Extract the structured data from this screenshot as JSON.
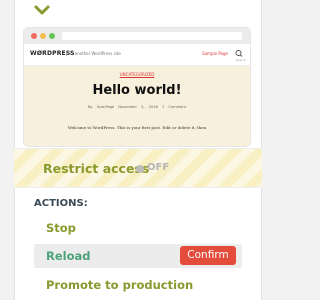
{
  "preview": {
    "site_logo": "WØRDPRESS",
    "site_tagline": "Just another WordPress site",
    "menu_link": "Sample Page",
    "search_label": "Search",
    "category": "UNCATEGORIZED",
    "post_title": "Hello world!",
    "post_meta": "By ScanPage   November 3, 2016   1 Comment",
    "post_excerpt": "Welcome to WordPress. This is your first post. Edit or delete it, then"
  },
  "restrict": {
    "label": "Restrict access",
    "toggle_state": "OFF"
  },
  "actions": {
    "heading": "ACTIONS:",
    "items": [
      {
        "label": "Stop"
      },
      {
        "label": "Reload"
      },
      {
        "label": "Promote to production"
      }
    ],
    "confirm_label": "Confirm"
  },
  "colors": {
    "accent_green": "#879a2d",
    "reload_green": "#4da27b",
    "confirm_red": "#e34b3b",
    "heading": "#3a4a55"
  }
}
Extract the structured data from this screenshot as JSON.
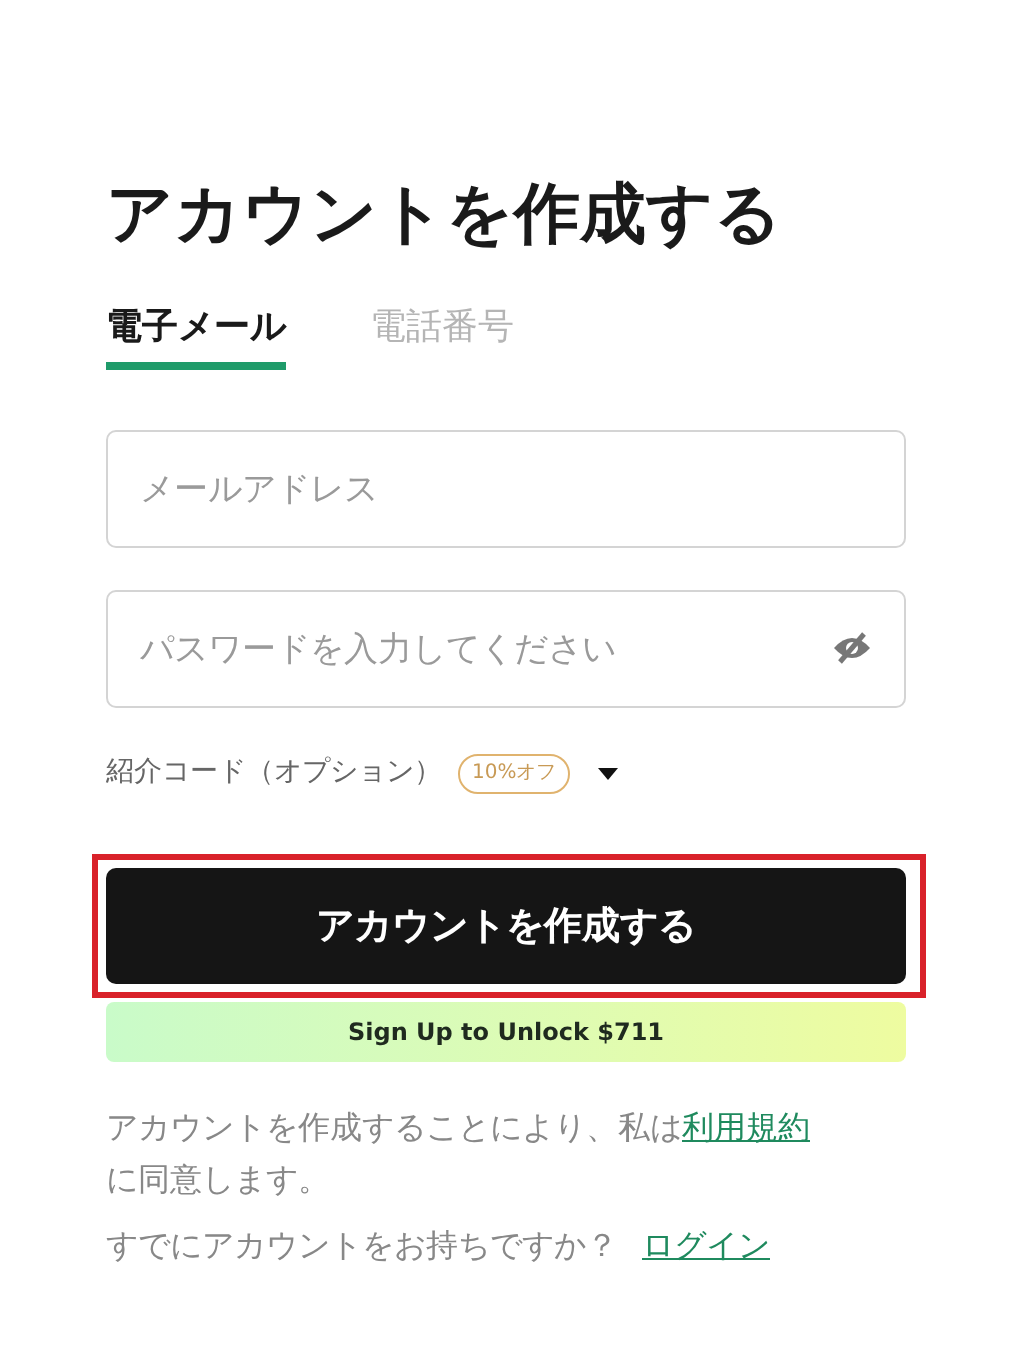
{
  "title": "アカウントを作成する",
  "tabs": [
    {
      "label": "電子メール",
      "selected": true
    },
    {
      "label": "電話番号",
      "selected": false
    }
  ],
  "email_field": {
    "placeholder": "メールアドレス"
  },
  "password_field": {
    "placeholder": "パスワードを入力してください",
    "visible": false
  },
  "referral": {
    "label": "紹介コード（オプション）",
    "badge": "10%オフ",
    "expanded": false
  },
  "submit_button": {
    "label": "アカウントを作成する",
    "highlighted": true
  },
  "promo_banner": "Sign Up to Unlock $711",
  "terms": {
    "text": "アカウントを作成することにより、私は",
    "link": "利用規約",
    "suffix": "に同意します。"
  },
  "login_prompt": {
    "text": "すでにアカウントをお持ちですか？",
    "link": "ログイン"
  }
}
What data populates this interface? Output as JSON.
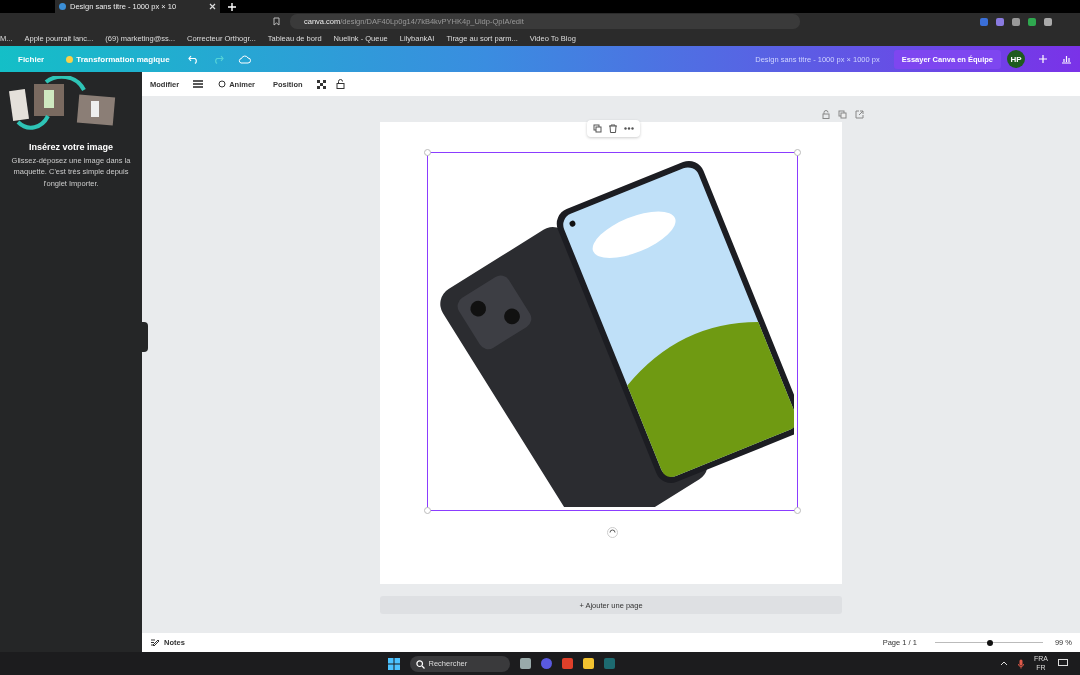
{
  "browser": {
    "tab_title": "Design sans titre - 1000 px × 10",
    "url_host": "canva.com",
    "url_path": "/design/DAF40Lp0g14/7kB4kvPYHK4p_Uidp-QpIA/edit",
    "bookmarks": [
      "M...",
      "Apple pourrait lanc...",
      "(69) marketing@ss...",
      "Correcteur Orthogr...",
      "Tableau de bord",
      "Nuelink - Queue",
      "LilybankAI",
      "Tirage au sort parm...",
      "Video To Blog"
    ]
  },
  "header": {
    "menu": "Fichier",
    "magic": "Transformation magique",
    "design_title": "Design sans titre - 1000 px × 1000 px",
    "try_button": "Essayer Canva en Équipe",
    "avatar": "HP"
  },
  "toolbar": [
    "Modifier",
    "Animer",
    "Position"
  ],
  "side_panel": {
    "title": "Insérez votre image",
    "description": "Glissez-déposez une image dans la maquette. C'est très simple depuis l'onglet Importer."
  },
  "canvas": {
    "add_page": "+ Ajouter une page"
  },
  "footer": {
    "notes": "Notes",
    "page": "Page 1 / 1",
    "zoom": {
      "level": 0.51,
      "reading": "99 %"
    }
  },
  "taskbar": {
    "search_placeholder": "Rechercher",
    "language": "FRA",
    "keyboard": "FR"
  }
}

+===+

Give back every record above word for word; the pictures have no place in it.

Extract the structured data from this screenshot as JSON.
{
  "preview": {
    "site_logo": "WØRDPRESS",
    "site_tagline": "Just another WordPress site",
    "menu_link": "Sample Page",
    "search_label": "Search",
    "category": "UNCATEGORIZED",
    "post_title": "Hello world!",
    "post_meta": "By ScanPage   November 3, 2016   1 Comment",
    "post_excerpt": "Welcome to WordPress. This is your first post. Edit or delete it, then"
  },
  "restrict": {
    "label": "Restrict access",
    "toggle_state": "OFF"
  },
  "actions": {
    "heading": "ACTIONS:",
    "items": [
      {
        "label": "Stop"
      },
      {
        "label": "Reload"
      },
      {
        "label": "Promote to production"
      }
    ],
    "confirm_label": "Confirm"
  },
  "colors": {
    "accent_green": "#879a2d",
    "reload_green": "#4da27b",
    "confirm_red": "#e34b3b",
    "heading": "#3a4a55"
  }
}
Extract the structured data from this screenshot as JSON.
{
  "title": "アカウントを作成する",
  "tabs": [
    {
      "label": "電子メール",
      "selected": true
    },
    {
      "label": "電話番号",
      "selected": false
    }
  ],
  "email_field": {
    "placeholder": "メールアドレス"
  },
  "password_field": {
    "placeholder": "パスワードを入力してください",
    "visible": false
  },
  "referral": {
    "label": "紹介コード（オプション）",
    "badge": "10%オフ",
    "expanded": false
  },
  "submit_button": {
    "label": "アカウントを作成する",
    "highlighted": true
  },
  "promo_banner": "Sign Up to Unlock $711",
  "terms": {
    "text": "アカウントを作成することにより、私は",
    "link": "利用規約",
    "suffix": "に同意します。"
  },
  "login_prompt": {
    "text": "すでにアカウントをお持ちですか？",
    "link": "ログイン"
  }
}
What data populates this interface? Output as JSON.
{
  "browser": {
    "tab_title": "Design sans titre - 1000 px × 10",
    "url_host": "canva.com",
    "url_path": "/design/DAF40Lp0g14/7kB4kvPYHK4p_Uidp-QpIA/edit",
    "bookmarks": [
      "M...",
      "Apple pourrait lanc...",
      "(69) marketing@ss...",
      "Correcteur Orthogr...",
      "Tableau de bord",
      "Nuelink - Queue",
      "LilybankAI",
      "Tirage au sort parm...",
      "Video To Blog"
    ]
  },
  "header": {
    "menu": "Fichier",
    "magic": "Transformation magique",
    "design_title": "Design sans titre - 1000 px × 1000 px",
    "try_button": "Essayer Canva en Équipe",
    "avatar": "HP"
  },
  "toolbar": [
    "Modifier",
    "Animer",
    "Position"
  ],
  "side_panel": {
    "title": "Insérez votre image",
    "description": "Glissez-déposez une image dans la maquette. C'est très simple depuis l'onglet Importer."
  },
  "canvas": {
    "add_page": "+ Ajouter une page"
  },
  "footer": {
    "notes": "Notes",
    "page": "Page 1 / 1",
    "zoom": {
      "level": 0.51,
      "reading": "99 %"
    }
  },
  "taskbar": {
    "search_placeholder": "Rechercher",
    "language": "FRA",
    "keyboard": "FR"
  }
}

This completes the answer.